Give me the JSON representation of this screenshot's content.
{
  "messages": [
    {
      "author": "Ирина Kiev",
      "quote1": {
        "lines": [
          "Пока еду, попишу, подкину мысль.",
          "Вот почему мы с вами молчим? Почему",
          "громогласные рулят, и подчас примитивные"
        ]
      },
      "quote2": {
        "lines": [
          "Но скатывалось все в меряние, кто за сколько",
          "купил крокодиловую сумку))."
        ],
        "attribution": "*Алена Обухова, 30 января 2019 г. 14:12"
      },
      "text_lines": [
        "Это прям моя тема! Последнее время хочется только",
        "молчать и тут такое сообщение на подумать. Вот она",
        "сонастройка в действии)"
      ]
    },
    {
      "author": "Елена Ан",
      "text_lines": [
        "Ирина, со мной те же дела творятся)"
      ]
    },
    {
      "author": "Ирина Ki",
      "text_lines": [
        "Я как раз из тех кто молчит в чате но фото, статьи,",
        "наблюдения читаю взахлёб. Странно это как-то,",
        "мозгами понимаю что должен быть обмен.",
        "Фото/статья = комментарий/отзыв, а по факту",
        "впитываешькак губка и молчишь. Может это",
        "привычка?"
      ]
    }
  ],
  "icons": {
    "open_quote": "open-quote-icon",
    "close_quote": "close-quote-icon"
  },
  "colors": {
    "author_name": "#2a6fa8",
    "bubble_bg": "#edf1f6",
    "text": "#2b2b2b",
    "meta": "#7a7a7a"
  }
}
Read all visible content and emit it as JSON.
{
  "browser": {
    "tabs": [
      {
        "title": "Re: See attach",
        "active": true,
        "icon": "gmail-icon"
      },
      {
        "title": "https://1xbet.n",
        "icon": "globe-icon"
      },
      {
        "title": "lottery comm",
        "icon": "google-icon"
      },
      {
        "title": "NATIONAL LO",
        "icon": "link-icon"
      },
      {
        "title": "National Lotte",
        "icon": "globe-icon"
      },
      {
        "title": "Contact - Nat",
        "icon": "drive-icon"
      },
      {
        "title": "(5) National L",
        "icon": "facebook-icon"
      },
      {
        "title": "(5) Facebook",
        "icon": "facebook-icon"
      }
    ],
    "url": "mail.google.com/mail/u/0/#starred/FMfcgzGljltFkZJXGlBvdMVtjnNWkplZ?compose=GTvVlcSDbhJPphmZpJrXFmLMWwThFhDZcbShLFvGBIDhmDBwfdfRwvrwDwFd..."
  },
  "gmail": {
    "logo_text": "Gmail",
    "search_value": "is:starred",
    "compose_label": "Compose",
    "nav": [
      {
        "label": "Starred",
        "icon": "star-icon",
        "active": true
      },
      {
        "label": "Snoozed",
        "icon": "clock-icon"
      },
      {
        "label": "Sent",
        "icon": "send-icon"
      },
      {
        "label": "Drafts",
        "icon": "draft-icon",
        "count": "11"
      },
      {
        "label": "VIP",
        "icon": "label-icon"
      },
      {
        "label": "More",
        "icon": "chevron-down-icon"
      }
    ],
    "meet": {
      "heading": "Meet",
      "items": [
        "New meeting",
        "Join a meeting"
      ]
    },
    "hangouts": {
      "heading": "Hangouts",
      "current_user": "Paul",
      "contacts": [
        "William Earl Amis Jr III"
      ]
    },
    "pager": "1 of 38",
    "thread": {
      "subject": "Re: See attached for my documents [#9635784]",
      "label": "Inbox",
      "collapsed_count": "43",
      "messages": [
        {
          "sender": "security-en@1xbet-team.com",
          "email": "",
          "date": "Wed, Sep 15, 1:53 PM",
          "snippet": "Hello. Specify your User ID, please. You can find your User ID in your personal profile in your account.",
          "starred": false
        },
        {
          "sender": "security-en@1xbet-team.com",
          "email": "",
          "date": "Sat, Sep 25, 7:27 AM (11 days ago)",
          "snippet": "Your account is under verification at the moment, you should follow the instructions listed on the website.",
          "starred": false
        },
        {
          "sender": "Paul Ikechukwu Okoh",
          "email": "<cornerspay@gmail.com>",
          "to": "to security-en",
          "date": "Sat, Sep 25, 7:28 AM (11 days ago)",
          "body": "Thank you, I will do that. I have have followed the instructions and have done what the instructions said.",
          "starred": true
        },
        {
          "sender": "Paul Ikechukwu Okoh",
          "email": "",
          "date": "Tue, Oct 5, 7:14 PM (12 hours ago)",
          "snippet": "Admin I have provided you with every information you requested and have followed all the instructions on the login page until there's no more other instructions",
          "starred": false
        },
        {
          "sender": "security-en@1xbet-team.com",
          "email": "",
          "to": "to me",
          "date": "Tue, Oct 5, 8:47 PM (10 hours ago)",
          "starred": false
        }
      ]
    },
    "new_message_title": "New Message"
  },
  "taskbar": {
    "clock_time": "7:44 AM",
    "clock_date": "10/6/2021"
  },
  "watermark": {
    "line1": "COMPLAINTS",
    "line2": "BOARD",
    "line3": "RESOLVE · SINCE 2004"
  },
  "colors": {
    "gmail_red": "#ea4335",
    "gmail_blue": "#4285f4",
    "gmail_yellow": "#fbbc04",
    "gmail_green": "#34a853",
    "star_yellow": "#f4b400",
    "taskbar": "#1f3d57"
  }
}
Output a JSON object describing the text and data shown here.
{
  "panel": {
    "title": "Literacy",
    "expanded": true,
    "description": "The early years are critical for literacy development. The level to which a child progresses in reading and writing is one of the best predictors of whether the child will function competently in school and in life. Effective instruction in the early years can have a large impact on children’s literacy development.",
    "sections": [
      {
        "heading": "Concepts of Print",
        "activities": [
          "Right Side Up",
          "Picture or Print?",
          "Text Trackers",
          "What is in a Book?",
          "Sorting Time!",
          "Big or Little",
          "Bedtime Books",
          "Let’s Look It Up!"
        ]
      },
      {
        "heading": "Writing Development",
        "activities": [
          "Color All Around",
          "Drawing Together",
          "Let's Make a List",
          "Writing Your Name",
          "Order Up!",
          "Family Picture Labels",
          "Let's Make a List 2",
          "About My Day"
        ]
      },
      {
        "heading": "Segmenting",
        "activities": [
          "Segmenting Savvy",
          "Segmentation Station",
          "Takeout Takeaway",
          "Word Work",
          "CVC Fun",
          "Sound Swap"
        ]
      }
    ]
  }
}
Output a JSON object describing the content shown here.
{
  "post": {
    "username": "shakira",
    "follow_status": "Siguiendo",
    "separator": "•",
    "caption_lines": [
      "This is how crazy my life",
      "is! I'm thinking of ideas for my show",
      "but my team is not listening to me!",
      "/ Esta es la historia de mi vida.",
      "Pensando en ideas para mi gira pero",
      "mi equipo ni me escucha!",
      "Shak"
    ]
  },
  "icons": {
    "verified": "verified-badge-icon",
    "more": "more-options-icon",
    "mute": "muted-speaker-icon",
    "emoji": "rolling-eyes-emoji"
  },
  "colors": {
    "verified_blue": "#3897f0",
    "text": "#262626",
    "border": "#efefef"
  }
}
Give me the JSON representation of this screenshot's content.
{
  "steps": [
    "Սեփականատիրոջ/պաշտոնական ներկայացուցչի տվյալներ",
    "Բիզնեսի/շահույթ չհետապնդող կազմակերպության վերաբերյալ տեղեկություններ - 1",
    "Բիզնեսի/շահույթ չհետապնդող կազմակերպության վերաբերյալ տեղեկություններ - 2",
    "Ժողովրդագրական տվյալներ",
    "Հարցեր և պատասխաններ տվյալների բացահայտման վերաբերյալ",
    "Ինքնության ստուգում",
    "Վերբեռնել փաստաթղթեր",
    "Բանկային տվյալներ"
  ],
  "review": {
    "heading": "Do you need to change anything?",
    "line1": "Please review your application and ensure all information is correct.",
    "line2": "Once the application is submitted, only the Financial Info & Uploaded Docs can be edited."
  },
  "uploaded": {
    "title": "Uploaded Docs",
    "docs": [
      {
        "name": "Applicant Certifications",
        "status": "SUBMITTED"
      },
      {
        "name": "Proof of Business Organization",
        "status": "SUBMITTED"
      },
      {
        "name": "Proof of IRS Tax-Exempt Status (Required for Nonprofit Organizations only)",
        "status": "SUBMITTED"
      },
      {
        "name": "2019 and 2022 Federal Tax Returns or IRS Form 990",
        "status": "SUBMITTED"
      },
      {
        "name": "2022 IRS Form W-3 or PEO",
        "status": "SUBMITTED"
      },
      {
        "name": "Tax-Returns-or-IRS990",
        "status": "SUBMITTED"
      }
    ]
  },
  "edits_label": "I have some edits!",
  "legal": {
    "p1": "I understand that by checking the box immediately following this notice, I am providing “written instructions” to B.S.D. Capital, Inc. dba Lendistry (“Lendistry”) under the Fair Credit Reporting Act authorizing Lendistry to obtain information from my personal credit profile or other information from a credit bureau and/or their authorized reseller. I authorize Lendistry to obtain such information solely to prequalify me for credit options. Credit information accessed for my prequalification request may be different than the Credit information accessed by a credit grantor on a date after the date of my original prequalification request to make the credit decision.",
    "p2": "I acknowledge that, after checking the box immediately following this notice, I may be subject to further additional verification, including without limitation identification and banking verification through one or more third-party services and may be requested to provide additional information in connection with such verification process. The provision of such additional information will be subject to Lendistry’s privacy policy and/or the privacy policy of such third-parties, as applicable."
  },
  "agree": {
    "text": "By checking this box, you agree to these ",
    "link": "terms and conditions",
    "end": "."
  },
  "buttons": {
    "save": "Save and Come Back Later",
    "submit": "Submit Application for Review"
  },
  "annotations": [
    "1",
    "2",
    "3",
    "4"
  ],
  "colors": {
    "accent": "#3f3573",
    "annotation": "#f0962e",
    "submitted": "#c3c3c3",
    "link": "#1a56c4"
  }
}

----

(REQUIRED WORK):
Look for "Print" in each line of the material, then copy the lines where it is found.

(PROBLEM SOLUTION):
        "heading": "Concepts of Print",
          "Picture or Print?",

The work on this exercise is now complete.